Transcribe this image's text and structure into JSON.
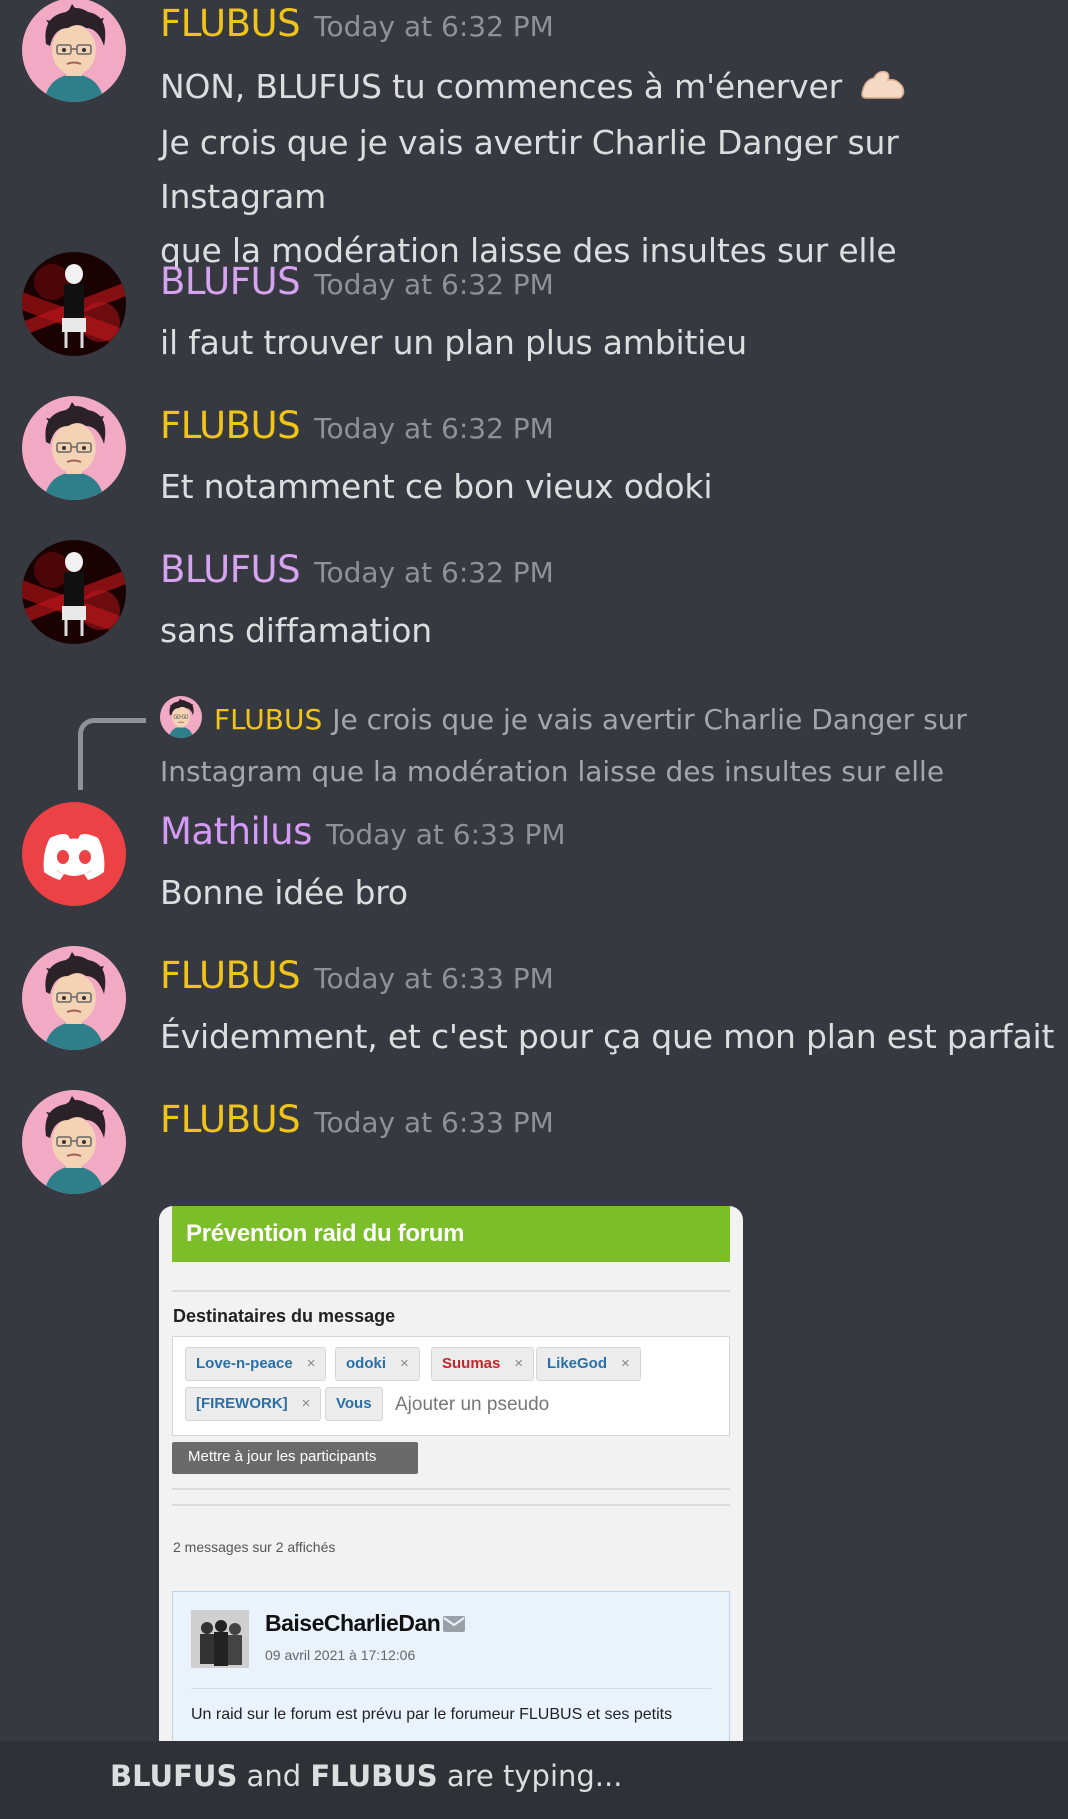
{
  "colors": {
    "flubus": "#f0c419",
    "blufus": "#d5a3f0",
    "mathilus": "#d39bf6",
    "timestamp": "#8e9297",
    "background": "#36393f"
  },
  "messages": [
    {
      "author": "FLUBUS",
      "time": "Today at 6:32 PM",
      "avatar": "bald-cartoon-avatar",
      "lines": [
        "NON, BLUFUS tu commences à m'énerver",
        "Je crois que je vais avertir Charlie Danger sur Instagram",
        "que la modération laisse des insultes sur elle"
      ],
      "emoji": "flexed-biceps-emoji"
    },
    {
      "author": "BLUFUS",
      "time": "Today at 6:32 PM",
      "avatar": "red-dark-figure-avatar",
      "lines": [
        "il faut trouver un plan plus ambitieu"
      ]
    },
    {
      "author": "FLUBUS",
      "time": "Today at 6:32 PM",
      "avatar": "bald-cartoon-avatar",
      "lines": [
        "Et notamment ce bon vieux odoki"
      ]
    },
    {
      "author": "BLUFUS",
      "time": "Today at 6:32 PM",
      "avatar": "red-dark-figure-avatar",
      "lines": [
        "sans diffamation"
      ]
    },
    {
      "reply_to": {
        "author": "FLUBUS",
        "text": "Je crois que je vais avertir Charlie Danger sur Instagram que la modération laisse des insultes sur elle"
      },
      "author": "Mathilus",
      "time": "Today at 6:33 PM",
      "avatar": "discord-logo-avatar",
      "lines": [
        "Bonne idée bro"
      ]
    },
    {
      "author": "FLUBUS",
      "time": "Today at 6:33 PM",
      "avatar": "bald-cartoon-avatar",
      "lines": [
        "Évidemment, et c'est pour ça que mon plan est parfait"
      ]
    },
    {
      "author": "FLUBUS",
      "time": "Today at 6:33 PM",
      "avatar": "bald-cartoon-avatar",
      "lines": []
    }
  ],
  "embed": {
    "header": "Prévention raid du forum",
    "recipients_label": "Destinataires du message",
    "tags": [
      {
        "label": "Love-n-peace",
        "color": "blue",
        "removable": true
      },
      {
        "label": "odoki",
        "color": "blue",
        "removable": true
      },
      {
        "label": "Suumas",
        "color": "red",
        "removable": true
      },
      {
        "label": "LikeGod",
        "color": "blue",
        "removable": true
      },
      {
        "label": "[FIREWORK]",
        "color": "blue",
        "removable": true
      },
      {
        "label": "Vous",
        "color": "blue",
        "removable": false
      }
    ],
    "remove_glyph": "×",
    "add_placeholder": "Ajouter un pseudo",
    "update_button": "Mettre à jour les participants",
    "count_text": "2 messages sur 2 affichés",
    "post": {
      "author": "BaiseCharlieDan",
      "date": "09 avril 2021 à 17:12:06",
      "body": "Un raid sur le forum est prévu par le forumeur FLUBUS et ses petits"
    }
  },
  "typing": {
    "user1": "BLUFUS",
    "and": " and ",
    "user2": "FLUBUS",
    "suffix": " are typing..."
  }
}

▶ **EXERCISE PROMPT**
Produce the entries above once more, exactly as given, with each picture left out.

▶ **TASK RESULT**
Transcribe this image's text and structure into JSON.
{
  "colors": {
    "flubus": "#f0c419",
    "blufus": "#d5a3f0",
    "mathilus": "#d39bf6",
    "timestamp": "#8e9297",
    "background": "#36393f"
  },
  "messages": [
    {
      "author": "FLUBUS",
      "time": "Today at 6:32 PM",
      "avatar": "bald-cartoon-avatar",
      "lines": [
        "NON, BLUFUS tu commences à m'énerver",
        "Je crois que je vais avertir Charlie Danger sur Instagram",
        "que la modération laisse des insultes sur elle"
      ],
      "emoji": "flexed-biceps-emoji"
    },
    {
      "author": "BLUFUS",
      "time": "Today at 6:32 PM",
      "avatar": "red-dark-figure-avatar",
      "lines": [
        "il faut trouver un plan plus ambitieu"
      ]
    },
    {
      "author": "FLUBUS",
      "time": "Today at 6:32 PM",
      "avatar": "bald-cartoon-avatar",
      "lines": [
        "Et notamment ce bon vieux odoki"
      ]
    },
    {
      "author": "BLUFUS",
      "time": "Today at 6:32 PM",
      "avatar": "red-dark-figure-avatar",
      "lines": [
        "sans diffamation"
      ]
    },
    {
      "reply_to": {
        "author": "FLUBUS",
        "text": "Je crois que je vais avertir Charlie Danger sur Instagram que la modération laisse des insultes sur elle"
      },
      "author": "Mathilus",
      "time": "Today at 6:33 PM",
      "avatar": "discord-logo-avatar",
      "lines": [
        "Bonne idée bro"
      ]
    },
    {
      "author": "FLUBUS",
      "time": "Today at 6:33 PM",
      "avatar": "bald-cartoon-avatar",
      "lines": [
        "Évidemment, et c'est pour ça que mon plan est parfait"
      ]
    },
    {
      "author": "FLUBUS",
      "time": "Today at 6:33 PM",
      "avatar": "bald-cartoon-avatar",
      "lines": []
    }
  ],
  "embed": {
    "header": "Prévention raid du forum",
    "recipients_label": "Destinataires du message",
    "tags": [
      {
        "label": "Love-n-peace",
        "color": "blue",
        "removable": true
      },
      {
        "label": "odoki",
        "color": "blue",
        "removable": true
      },
      {
        "label": "Suumas",
        "color": "red",
        "removable": true
      },
      {
        "label": "LikeGod",
        "color": "blue",
        "removable": true
      },
      {
        "label": "[FIREWORK]",
        "color": "blue",
        "removable": true
      },
      {
        "label": "Vous",
        "color": "blue",
        "removable": false
      }
    ],
    "remove_glyph": "×",
    "add_placeholder": "Ajouter un pseudo",
    "update_button": "Mettre à jour les participants",
    "count_text": "2 messages sur 2 affichés",
    "post": {
      "author": "BaiseCharlieDan",
      "date": "09 avril 2021 à 17:12:06",
      "body": "Un raid sur le forum est prévu par le forumeur FLUBUS et ses petits"
    }
  },
  "typing": {
    "user1": "BLUFUS",
    "and": " and ",
    "user2": "FLUBUS",
    "suffix": " are typing..."
  }
}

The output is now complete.